EXERCISE:
Take every line containing "Google" from the material and copy it.

SUPPLIED RECORDS:
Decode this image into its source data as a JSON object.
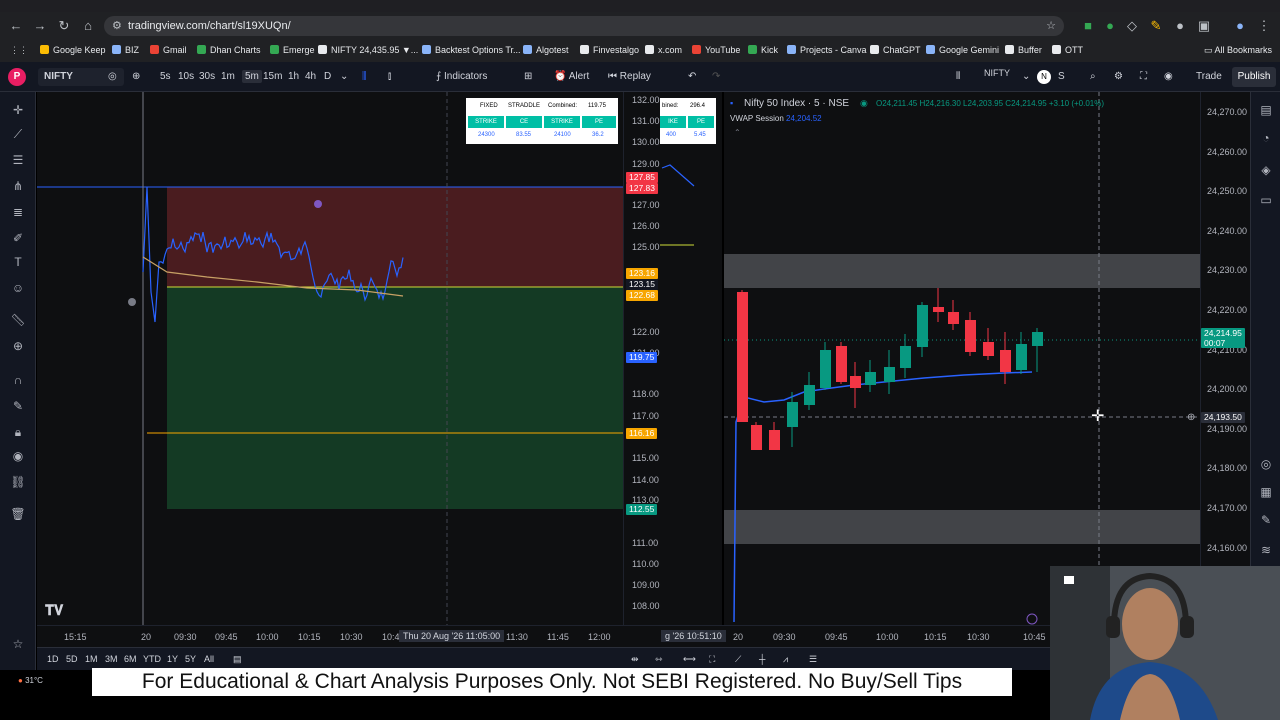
{
  "browser": {
    "url": "tradingview.com/chart/sl19XUQn/",
    "bookmarks": [
      {
        "label": "Google Keep",
        "color": "#fbbc04"
      },
      {
        "label": "BIZ",
        "color": "#8ab4f8"
      },
      {
        "label": "Gmail",
        "color": "#ea4335"
      },
      {
        "label": "Dhan Charts",
        "color": "#34a853"
      },
      {
        "label": "Emerge",
        "color": "#34a853"
      },
      {
        "label": "NIFTY 24,435.95 ▼...",
        "color": "#e8eaed"
      },
      {
        "label": "Backtest Options Tr...",
        "color": "#8ab4f8"
      },
      {
        "label": "Algotest",
        "color": "#8ab4f8"
      },
      {
        "label": "Finvestalgo",
        "color": "#e8eaed"
      },
      {
        "label": "x.com",
        "color": "#e8eaed"
      },
      {
        "label": "YouTube",
        "color": "#ea4335"
      },
      {
        "label": "Kick",
        "color": "#34a853"
      },
      {
        "label": "Projects - Canva",
        "color": "#8ab4f8"
      },
      {
        "label": "ChatGPT",
        "color": "#e8eaed"
      },
      {
        "label": "Google Gemini",
        "color": "#8ab4f8"
      },
      {
        "label": "Buffer",
        "color": "#e8eaed"
      },
      {
        "label": "OTT",
        "color": "#e8eaed"
      }
    ],
    "all_bookmarks": "All Bookmarks"
  },
  "toolbar": {
    "avatar": "P",
    "symbol": "NIFTY",
    "intervals": [
      "5s",
      "10s",
      "30s",
      "1m",
      "5m",
      "15m",
      "1h",
      "4h",
      "D"
    ],
    "active_interval": "5m",
    "indicators": "Indicators",
    "alert": "Alert",
    "replay": "Replay",
    "symbol_right": "NIFTY",
    "trade": "Trade",
    "publish": "Publish"
  },
  "pane1": {
    "price_labels": [
      "132.00",
      "131.00",
      "130.00",
      "129.00",
      "127.00",
      "126.00",
      "125.00",
      "122.00",
      "121.00",
      "118.00",
      "117.00",
      "115.00",
      "114.00",
      "113.00",
      "111.00",
      "110.00",
      "109.00",
      "108.00"
    ],
    "tags": [
      {
        "text": "127.85",
        "color": "#f23645"
      },
      {
        "text": "127.83",
        "color": "#f23645"
      },
      {
        "text": "123.16",
        "color": "#f7a600"
      },
      {
        "text": "123.15",
        "color": "#131722"
      },
      {
        "text": "122.68",
        "color": "#f7a600"
      },
      {
        "text": "119.75",
        "color": "#2962ff"
      },
      {
        "text": "116.16",
        "color": "#f7a600"
      },
      {
        "text": "112.55",
        "color": "#089981"
      }
    ],
    "table": {
      "header": [
        "FIXED",
        "STRADDLE",
        "Combined:",
        "119.75"
      ],
      "row1": [
        "STRIKE",
        "CE",
        "STRIKE",
        "PE"
      ],
      "row2": [
        "24300",
        "83.55",
        "24100",
        "36.2"
      ]
    },
    "table2": {
      "header": [
        "bined:",
        "296.4"
      ],
      "row1": [
        "IKE",
        "PE"
      ],
      "row2": [
        "400",
        "5.45"
      ]
    }
  },
  "pane3": {
    "title": "Nifty 50 Index · 5 · NSE",
    "ohlc": "O24,211.45 H24,216.30 L24,203.95 C24,214.95 +3.10 (+0.01%)",
    "vwap_label": "VWAP Session",
    "vwap_value": "24,204.52",
    "price_labels": [
      "24,270.00",
      "24,260.00",
      "24,250.00",
      "24,240.00",
      "24,230.00",
      "24,220.00",
      "24,210.00",
      "24,200.00",
      "24,190.00",
      "24,180.00",
      "24,170.00",
      "24,160.00"
    ],
    "last_price": "24,214.95",
    "countdown": "00:07",
    "cursor_price": "24,193.50"
  },
  "time_axis": {
    "pane1": [
      "15:15",
      "20",
      "09:30",
      "09:45",
      "10:00",
      "10:15",
      "10:30",
      "10:4"
    ],
    "pane1_cursor": "Thu 20 Aug '26  11:05:00",
    "pane1_after": [
      "11:30",
      "11:45",
      "12:00"
    ],
    "pane2_cursor": "g '26  10:51:10",
    "pane3": [
      "20",
      "09:30",
      "09:45",
      "10:00",
      "10:15",
      "10:30",
      "10:45"
    ]
  },
  "ranges": [
    "1D",
    "5D",
    "1M",
    "3M",
    "6M",
    "YTD",
    "1Y",
    "5Y",
    "All"
  ],
  "taskbar": {
    "weather": "31°C"
  },
  "banner": "For Educational & Chart Analysis Purposes Only. Not SEBI Registered. No Buy/Sell Tips",
  "colors": {
    "bull": "#089981",
    "bear": "#f23645",
    "vwap": "#2962ff",
    "accent": "#f7a600"
  }
}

REPLY:
        "label": "Google Keep",
        "label": "Google Gemini",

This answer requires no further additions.